** The problem **
Filter the entries for lines with the word "Themes".

═════ Data records

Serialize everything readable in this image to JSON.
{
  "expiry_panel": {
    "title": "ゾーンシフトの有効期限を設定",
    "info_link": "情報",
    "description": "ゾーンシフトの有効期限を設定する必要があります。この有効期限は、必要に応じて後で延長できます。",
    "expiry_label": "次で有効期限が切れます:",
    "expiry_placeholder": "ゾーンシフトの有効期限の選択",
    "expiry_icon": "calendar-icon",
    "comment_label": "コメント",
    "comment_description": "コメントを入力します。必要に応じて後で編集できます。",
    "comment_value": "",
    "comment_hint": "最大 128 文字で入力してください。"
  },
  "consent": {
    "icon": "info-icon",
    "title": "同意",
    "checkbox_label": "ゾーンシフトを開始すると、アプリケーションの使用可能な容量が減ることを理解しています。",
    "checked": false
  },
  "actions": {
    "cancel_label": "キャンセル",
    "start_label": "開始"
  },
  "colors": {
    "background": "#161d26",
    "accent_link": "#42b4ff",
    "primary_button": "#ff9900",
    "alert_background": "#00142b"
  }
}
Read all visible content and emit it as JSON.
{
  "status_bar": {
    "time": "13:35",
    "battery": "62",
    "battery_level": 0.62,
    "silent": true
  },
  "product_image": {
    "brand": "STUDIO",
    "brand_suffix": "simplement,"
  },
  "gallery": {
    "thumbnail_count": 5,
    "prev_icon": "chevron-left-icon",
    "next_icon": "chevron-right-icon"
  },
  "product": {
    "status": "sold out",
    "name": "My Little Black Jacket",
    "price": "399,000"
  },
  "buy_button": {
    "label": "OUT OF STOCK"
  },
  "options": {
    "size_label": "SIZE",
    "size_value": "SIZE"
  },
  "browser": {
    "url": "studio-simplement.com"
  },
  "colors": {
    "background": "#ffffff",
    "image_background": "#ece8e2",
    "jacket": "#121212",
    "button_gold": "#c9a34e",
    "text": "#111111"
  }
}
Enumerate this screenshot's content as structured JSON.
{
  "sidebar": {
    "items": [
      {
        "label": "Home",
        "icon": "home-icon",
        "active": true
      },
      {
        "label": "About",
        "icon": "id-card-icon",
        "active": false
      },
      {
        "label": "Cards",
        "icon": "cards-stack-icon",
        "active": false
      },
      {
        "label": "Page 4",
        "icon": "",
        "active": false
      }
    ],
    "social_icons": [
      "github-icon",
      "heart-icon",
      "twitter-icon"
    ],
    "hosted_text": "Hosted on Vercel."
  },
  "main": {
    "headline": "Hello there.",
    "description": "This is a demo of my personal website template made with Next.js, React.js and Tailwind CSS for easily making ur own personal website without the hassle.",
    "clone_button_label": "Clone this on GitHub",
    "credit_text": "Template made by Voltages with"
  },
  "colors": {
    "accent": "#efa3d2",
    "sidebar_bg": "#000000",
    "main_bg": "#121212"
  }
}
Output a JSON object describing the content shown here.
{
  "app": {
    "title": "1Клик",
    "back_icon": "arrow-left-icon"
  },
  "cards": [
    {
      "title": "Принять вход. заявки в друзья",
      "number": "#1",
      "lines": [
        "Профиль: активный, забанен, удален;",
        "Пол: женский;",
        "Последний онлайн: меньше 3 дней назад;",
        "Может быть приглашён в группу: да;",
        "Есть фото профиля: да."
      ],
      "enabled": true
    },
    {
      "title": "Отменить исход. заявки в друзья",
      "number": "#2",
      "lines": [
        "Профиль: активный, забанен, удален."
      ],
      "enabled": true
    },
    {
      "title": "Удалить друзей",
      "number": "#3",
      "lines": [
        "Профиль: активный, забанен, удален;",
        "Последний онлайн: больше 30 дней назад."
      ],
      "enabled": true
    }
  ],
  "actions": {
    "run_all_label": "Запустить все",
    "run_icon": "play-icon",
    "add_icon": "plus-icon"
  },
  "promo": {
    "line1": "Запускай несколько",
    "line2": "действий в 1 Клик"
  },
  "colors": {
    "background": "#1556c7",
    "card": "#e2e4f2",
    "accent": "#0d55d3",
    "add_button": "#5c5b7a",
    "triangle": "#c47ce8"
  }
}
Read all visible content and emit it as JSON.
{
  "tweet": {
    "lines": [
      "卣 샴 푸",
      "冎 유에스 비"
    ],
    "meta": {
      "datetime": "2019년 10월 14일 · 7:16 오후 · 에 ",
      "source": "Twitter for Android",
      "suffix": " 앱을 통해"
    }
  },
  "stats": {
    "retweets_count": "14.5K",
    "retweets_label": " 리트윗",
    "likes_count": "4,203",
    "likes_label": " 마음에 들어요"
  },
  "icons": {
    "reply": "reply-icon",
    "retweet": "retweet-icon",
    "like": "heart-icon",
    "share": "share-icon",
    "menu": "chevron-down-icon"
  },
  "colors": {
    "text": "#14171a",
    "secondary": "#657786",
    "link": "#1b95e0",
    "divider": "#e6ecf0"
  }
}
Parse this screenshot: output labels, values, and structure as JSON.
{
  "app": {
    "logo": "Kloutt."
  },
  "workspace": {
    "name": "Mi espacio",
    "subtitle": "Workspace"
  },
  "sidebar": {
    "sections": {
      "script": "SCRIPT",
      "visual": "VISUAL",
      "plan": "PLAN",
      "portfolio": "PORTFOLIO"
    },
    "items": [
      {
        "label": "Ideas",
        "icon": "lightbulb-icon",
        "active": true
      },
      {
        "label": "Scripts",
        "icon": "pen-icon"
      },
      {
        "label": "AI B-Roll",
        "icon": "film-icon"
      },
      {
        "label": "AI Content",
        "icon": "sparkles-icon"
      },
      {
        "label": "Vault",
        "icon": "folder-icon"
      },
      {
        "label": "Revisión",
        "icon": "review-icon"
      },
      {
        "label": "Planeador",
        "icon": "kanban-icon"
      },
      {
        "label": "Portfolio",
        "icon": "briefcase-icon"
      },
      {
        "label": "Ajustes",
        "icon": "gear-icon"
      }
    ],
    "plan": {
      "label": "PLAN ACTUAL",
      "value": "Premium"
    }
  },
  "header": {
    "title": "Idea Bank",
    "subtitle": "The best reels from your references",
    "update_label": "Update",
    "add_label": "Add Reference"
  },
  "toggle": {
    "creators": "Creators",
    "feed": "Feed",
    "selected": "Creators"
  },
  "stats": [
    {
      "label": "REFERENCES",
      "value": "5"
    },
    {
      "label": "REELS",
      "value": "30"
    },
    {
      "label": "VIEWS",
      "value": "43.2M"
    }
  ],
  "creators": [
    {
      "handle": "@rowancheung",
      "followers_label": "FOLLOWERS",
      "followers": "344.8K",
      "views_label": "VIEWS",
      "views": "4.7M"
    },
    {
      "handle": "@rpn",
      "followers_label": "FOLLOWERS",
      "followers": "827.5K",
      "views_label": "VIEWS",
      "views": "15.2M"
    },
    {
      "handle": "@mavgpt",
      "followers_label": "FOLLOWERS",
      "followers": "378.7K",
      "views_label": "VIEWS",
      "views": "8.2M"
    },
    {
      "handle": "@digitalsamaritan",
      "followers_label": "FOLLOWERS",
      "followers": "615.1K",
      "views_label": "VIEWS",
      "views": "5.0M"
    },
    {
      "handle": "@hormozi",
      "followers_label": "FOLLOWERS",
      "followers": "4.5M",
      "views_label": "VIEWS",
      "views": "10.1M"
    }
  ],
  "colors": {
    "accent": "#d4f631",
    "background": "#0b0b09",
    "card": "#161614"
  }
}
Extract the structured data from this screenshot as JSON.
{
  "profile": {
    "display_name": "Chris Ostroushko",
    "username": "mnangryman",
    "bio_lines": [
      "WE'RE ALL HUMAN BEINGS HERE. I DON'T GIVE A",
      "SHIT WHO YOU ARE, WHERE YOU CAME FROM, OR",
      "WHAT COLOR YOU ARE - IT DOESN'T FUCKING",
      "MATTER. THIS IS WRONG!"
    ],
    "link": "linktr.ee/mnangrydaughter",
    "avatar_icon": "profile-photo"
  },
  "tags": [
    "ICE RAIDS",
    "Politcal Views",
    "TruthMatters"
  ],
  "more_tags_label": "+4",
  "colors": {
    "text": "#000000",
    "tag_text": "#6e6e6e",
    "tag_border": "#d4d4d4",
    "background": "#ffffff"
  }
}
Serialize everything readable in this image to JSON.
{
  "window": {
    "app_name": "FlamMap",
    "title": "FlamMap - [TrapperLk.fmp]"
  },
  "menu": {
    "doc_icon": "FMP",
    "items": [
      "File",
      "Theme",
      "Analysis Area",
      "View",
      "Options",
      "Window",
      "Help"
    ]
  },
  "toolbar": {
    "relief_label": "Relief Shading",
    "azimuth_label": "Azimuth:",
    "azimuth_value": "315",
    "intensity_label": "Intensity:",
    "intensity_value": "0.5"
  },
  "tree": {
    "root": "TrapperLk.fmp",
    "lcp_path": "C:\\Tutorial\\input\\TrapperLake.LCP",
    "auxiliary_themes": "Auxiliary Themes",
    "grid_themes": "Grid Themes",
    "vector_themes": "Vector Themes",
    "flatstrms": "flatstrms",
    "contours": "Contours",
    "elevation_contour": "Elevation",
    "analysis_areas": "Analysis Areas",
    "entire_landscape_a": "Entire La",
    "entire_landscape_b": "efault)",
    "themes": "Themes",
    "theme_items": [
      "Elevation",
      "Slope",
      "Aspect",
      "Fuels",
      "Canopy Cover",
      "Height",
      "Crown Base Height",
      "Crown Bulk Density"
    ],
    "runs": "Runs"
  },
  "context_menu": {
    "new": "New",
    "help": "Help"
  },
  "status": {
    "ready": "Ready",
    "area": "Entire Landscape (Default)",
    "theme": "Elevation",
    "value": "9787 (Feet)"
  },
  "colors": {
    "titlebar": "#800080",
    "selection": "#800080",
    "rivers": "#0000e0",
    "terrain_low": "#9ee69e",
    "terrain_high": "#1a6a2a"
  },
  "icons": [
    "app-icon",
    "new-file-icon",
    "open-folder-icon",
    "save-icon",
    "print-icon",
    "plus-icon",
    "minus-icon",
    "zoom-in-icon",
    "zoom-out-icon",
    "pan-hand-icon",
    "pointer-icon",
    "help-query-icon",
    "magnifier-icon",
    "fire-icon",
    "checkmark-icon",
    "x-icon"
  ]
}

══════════

** Response to this task **
    "auxiliary_themes": "Auxiliary Themes",
    "grid_themes": "Grid Themes",
    "vector_themes": "Vector Themes",
    "themes": "Themes",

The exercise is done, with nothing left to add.